Guns ’n’ Roses’ ‘Use Your Illusion’ albums: A double album’s one thing, but two that you have to buy separately? I was more than a little frustrated at having to choose one to buy immediately and one to buy later, whenever I could scrape together ten more bucks. I think I bought ‘Use Your Illusion II’ first because it had the ‘Terminator 2’ single on it and a Bob Dylan cover. I now return to both volumes a great deal more than ‘Appetite’. (Somewhere in a bargain bin, ‘Chinese Democracy’ weeps.)

Red Hot Chili Peppers’ ‘Blood Sugar Sex Magik’: This is one I actually convinced my dad to buy for me, despite its relatively awkward title. “What’s it called?” I remember him asking, eyes clinched. God bless him. I just couldn’t live one more day without my own copy of “Give It Away.” “Under the Bridge,” not so much. To me, that song’s almost as annoying as the Peppers’ 2011 video for latest single “The Adventures of Rain Dance Maggie.”
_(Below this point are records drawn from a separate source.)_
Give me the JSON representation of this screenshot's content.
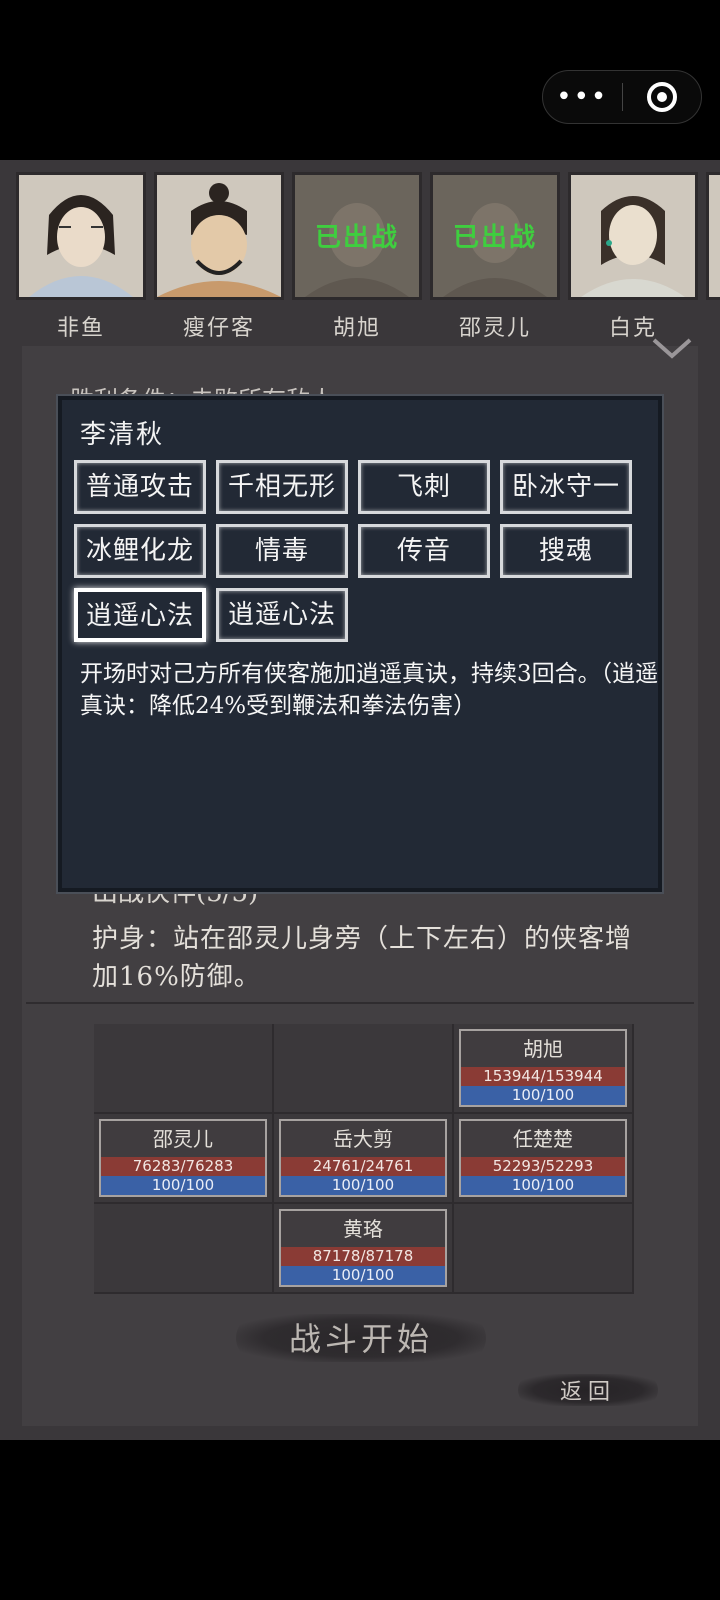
{
  "capsule": {
    "more_icon": "more-dots-icon",
    "close_icon": "target-circle-icon"
  },
  "heroes": [
    {
      "name": "非鱼",
      "deployed": ""
    },
    {
      "name": "瘦仔客",
      "deployed": ""
    },
    {
      "name": "胡旭",
      "deployed": "已出战"
    },
    {
      "name": "邵灵儿",
      "deployed": "已出战"
    },
    {
      "name": "白克",
      "deployed": ""
    }
  ],
  "victory_text": "胜利条件：击败所有敌人",
  "partners_label": "出战伙伴(5/5)",
  "buff_text": "护身：站在邵灵儿身旁（上下左右）的侠客增加16%防御。",
  "formation": [
    {
      "name": "胡旭",
      "hp": "153944/153944",
      "mp": "100/100"
    },
    {
      "name": "邵灵儿",
      "hp": "76283/76283",
      "mp": "100/100"
    },
    {
      "name": "岳大剪",
      "hp": "24761/24761",
      "mp": "100/100"
    },
    {
      "name": "任楚楚",
      "hp": "52293/52293",
      "mp": "100/100"
    },
    {
      "name": "黄珞",
      "hp": "87178/87178",
      "mp": "100/100"
    }
  ],
  "buttons": {
    "start": "战斗开始",
    "back": "返回"
  },
  "dialog": {
    "title": "李清秋",
    "skills": [
      "普通攻击",
      "千相无形",
      "飞刺",
      "卧冰守一",
      "冰鲤化龙",
      "情毒",
      "传音",
      "搜魂",
      "逍遥心法",
      "逍遥心法"
    ],
    "selected_index": 8,
    "description": "开场时对己方所有侠客施加逍遥真诀，持续3回合。（逍遥真诀：降低24%受到鞭法和拳法伤害）"
  }
}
Prince & the New Power Generation’s ‘Diamonds and Pearls’: Despite its unfortunate rap breaks, Prince’s 1991 record is packed with solid pop oddities. The title track and “Gett Off” speak for themselves, but also take a minute to enjoy the skeebidy-doo-bop vibe of “Strollin’” and the falsetto ballad “Insatiable.” As for new material to come, who knows? Maybe Prince will release his next album in a cereal box or something. I’d buy that s–t.

U2’s ‘Achtung Baby’: Another 20-year-old contemporary classic got the documentary treatment this year. Director Davis Guggenheim’s ‘From the Sky Down’ (now airing on Showtime) smartly zoomed in on the band’s identity crisis that led to the making of the record. I’m not always in a Bono kind of mood. OK, I’m never in a Bono kind of mood. But the film helped me reconnect to a chapter of these guys’ musical career that I might not have appreciated fully in ’91. Good stuff. Modern day U2? I dunno. When is Jerryworld available for rental next?

Michael Jackson’s ‘Dangerous’: Not MJ’s best, not his worst. Damn good, though. And much of it (“Black or White,” “Remember the Time,” “Gone Too Soon”) has been re-imagined in the new Cirque du Soleil touring production Immortal, whose soundtrack recently hit stores. Long live the king …